▸ What you will do
Whenever a picture appears in the data, skip it and write out all other material exactly.

▸ Extracted entries
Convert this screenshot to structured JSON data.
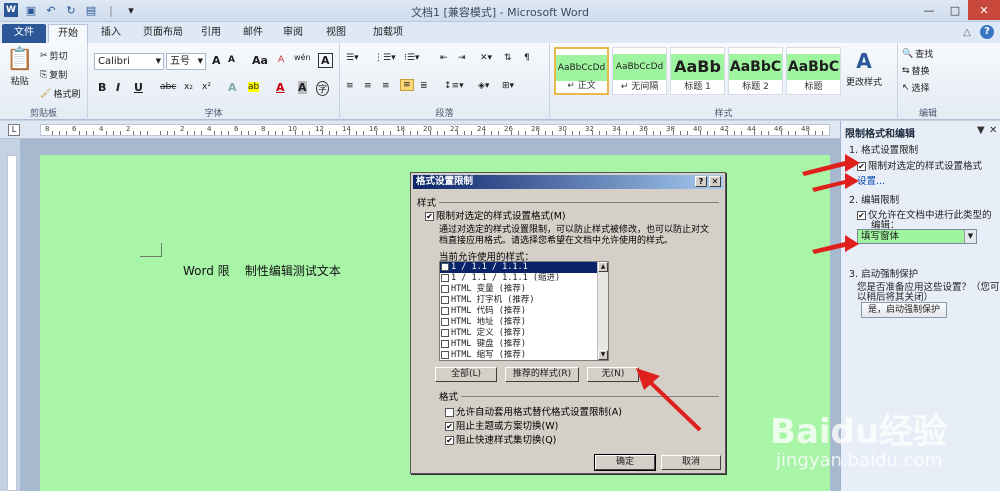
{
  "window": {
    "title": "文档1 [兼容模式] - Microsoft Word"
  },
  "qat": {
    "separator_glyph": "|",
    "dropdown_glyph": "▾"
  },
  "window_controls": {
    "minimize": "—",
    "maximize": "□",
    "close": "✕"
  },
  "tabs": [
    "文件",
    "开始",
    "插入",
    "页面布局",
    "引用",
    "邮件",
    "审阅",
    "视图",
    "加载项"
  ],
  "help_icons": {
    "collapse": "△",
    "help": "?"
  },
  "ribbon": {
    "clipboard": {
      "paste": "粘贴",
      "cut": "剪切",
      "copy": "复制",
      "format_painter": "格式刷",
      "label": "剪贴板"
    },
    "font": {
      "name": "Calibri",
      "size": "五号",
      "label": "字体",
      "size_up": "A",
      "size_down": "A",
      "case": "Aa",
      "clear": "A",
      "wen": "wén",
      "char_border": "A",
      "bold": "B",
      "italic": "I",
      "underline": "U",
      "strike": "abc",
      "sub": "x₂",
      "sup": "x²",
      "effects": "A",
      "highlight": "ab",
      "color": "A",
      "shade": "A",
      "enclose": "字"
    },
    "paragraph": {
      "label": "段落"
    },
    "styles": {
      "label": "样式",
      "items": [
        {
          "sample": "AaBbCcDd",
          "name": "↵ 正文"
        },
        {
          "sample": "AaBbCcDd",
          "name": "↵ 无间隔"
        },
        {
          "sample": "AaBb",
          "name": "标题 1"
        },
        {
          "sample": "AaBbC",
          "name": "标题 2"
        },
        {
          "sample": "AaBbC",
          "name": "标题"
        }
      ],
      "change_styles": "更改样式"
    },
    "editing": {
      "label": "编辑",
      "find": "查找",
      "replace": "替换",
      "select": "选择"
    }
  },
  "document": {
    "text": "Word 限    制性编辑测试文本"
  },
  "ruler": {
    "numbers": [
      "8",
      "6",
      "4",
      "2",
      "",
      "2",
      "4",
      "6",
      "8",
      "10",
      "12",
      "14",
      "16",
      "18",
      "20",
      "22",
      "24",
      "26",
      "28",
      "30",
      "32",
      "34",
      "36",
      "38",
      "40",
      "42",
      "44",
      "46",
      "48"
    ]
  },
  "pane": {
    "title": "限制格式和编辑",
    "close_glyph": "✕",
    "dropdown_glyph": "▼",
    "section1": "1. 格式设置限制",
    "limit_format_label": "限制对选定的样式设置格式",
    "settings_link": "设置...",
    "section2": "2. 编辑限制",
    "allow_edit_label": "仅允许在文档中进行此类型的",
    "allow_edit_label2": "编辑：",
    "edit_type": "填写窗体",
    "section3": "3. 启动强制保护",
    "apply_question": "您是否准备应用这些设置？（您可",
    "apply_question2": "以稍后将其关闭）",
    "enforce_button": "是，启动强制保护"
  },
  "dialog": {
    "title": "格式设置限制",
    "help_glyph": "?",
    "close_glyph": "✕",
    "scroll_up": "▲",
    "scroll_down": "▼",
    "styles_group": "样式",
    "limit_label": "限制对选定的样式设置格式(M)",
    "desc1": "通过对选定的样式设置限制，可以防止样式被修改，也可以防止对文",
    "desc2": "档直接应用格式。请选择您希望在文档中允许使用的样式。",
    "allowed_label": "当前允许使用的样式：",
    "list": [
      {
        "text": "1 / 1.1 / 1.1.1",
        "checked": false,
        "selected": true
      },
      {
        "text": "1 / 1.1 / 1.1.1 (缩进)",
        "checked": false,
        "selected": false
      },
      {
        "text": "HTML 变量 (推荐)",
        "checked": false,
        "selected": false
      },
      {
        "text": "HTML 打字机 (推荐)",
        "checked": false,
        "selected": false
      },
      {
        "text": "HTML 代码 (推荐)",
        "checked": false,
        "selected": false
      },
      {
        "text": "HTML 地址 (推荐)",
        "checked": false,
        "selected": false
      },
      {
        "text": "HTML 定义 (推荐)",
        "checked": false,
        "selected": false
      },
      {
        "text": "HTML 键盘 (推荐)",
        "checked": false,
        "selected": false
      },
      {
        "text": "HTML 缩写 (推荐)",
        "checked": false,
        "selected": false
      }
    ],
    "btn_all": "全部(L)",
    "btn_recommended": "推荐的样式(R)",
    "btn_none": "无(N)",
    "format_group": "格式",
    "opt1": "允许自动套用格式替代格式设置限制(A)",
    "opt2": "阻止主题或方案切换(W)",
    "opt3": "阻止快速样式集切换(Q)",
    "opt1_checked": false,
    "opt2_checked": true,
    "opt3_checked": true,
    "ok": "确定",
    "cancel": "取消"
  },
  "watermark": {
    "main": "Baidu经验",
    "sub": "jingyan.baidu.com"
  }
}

▸ Exercise output
Convert this screenshot to structured JSON data.
{
  "window": {
    "title": "文档1 [兼容模式] - Microsoft Word"
  },
  "qat": {
    "separator_glyph": "|",
    "dropdown_glyph": "▾"
  },
  "window_controls": {
    "minimize": "—",
    "maximize": "□",
    "close": "✕"
  },
  "tabs": [
    "文件",
    "开始",
    "插入",
    "页面布局",
    "引用",
    "邮件",
    "审阅",
    "视图",
    "加载项"
  ],
  "help_icons": {
    "collapse": "△",
    "help": "?"
  },
  "ribbon": {
    "clipboard": {
      "paste": "粘贴",
      "cut": "剪切",
      "copy": "复制",
      "format_painter": "格式刷",
      "label": "剪贴板"
    },
    "font": {
      "name": "Calibri",
      "size": "五号",
      "label": "字体",
      "size_up": "A",
      "size_down": "A",
      "case": "Aa",
      "clear": "A",
      "wen": "wén",
      "char_border": "A",
      "bold": "B",
      "italic": "I",
      "underline": "U",
      "strike": "abc",
      "sub": "x₂",
      "sup": "x²",
      "effects": "A",
      "highlight": "ab",
      "color": "A",
      "shade": "A",
      "enclose": "字"
    },
    "paragraph": {
      "label": "段落"
    },
    "styles": {
      "label": "样式",
      "items": [
        {
          "sample": "AaBbCcDd",
          "name": "↵ 正文"
        },
        {
          "sample": "AaBbCcDd",
          "name": "↵ 无间隔"
        },
        {
          "sample": "AaBb",
          "name": "标题 1"
        },
        {
          "sample": "AaBbC",
          "name": "标题 2"
        },
        {
          "sample": "AaBbC",
          "name": "标题"
        }
      ],
      "change_styles": "更改样式"
    },
    "editing": {
      "label": "编辑",
      "find": "查找",
      "replace": "替换",
      "select": "选择"
    }
  },
  "document": {
    "text": "Word 限    制性编辑测试文本"
  },
  "ruler": {
    "numbers": [
      "8",
      "6",
      "4",
      "2",
      "",
      "2",
      "4",
      "6",
      "8",
      "10",
      "12",
      "14",
      "16",
      "18",
      "20",
      "22",
      "24",
      "26",
      "28",
      "30",
      "32",
      "34",
      "36",
      "38",
      "40",
      "42",
      "44",
      "46",
      "48"
    ]
  },
  "pane": {
    "title": "限制格式和编辑",
    "close_glyph": "✕",
    "dropdown_glyph": "▼",
    "section1": "1. 格式设置限制",
    "limit_format_label": "限制对选定的样式设置格式",
    "settings_link": "设置...",
    "section2": "2. 编辑限制",
    "allow_edit_label": "仅允许在文档中进行此类型的",
    "allow_edit_label2": "编辑：",
    "edit_type": "填写窗体",
    "section3": "3. 启动强制保护",
    "apply_question": "您是否准备应用这些设置？（您可",
    "apply_question2": "以稍后将其关闭）",
    "enforce_button": "是，启动强制保护"
  },
  "dialog": {
    "title": "格式设置限制",
    "help_glyph": "?",
    "close_glyph": "✕",
    "scroll_up": "▲",
    "scroll_down": "▼",
    "styles_group": "样式",
    "limit_label": "限制对选定的样式设置格式(M)",
    "desc1": "通过对选定的样式设置限制，可以防止样式被修改，也可以防止对文",
    "desc2": "档直接应用格式。请选择您希望在文档中允许使用的样式。",
    "allowed_label": "当前允许使用的样式：",
    "list": [
      {
        "text": "1 / 1.1 / 1.1.1",
        "checked": false,
        "selected": true
      },
      {
        "text": "1 / 1.1 / 1.1.1 (缩进)",
        "checked": false,
        "selected": false
      },
      {
        "text": "HTML 变量 (推荐)",
        "checked": false,
        "selected": false
      },
      {
        "text": "HTML 打字机 (推荐)",
        "checked": false,
        "selected": false
      },
      {
        "text": "HTML 代码 (推荐)",
        "checked": false,
        "selected": false
      },
      {
        "text": "HTML 地址 (推荐)",
        "checked": false,
        "selected": false
      },
      {
        "text": "HTML 定义 (推荐)",
        "checked": false,
        "selected": false
      },
      {
        "text": "HTML 键盘 (推荐)",
        "checked": false,
        "selected": false
      },
      {
        "text": "HTML 缩写 (推荐)",
        "checked": false,
        "selected": false
      }
    ],
    "btn_all": "全部(L)",
    "btn_recommended": "推荐的样式(R)",
    "btn_none": "无(N)",
    "format_group": "格式",
    "opt1": "允许自动套用格式替代格式设置限制(A)",
    "opt2": "阻止主题或方案切换(W)",
    "opt3": "阻止快速样式集切换(Q)",
    "opt1_checked": false,
    "opt2_checked": true,
    "opt3_checked": true,
    "ok": "确定",
    "cancel": "取消"
  },
  "watermark": {
    "main": "Baidu经验",
    "sub": "jingyan.baidu.com"
  }
}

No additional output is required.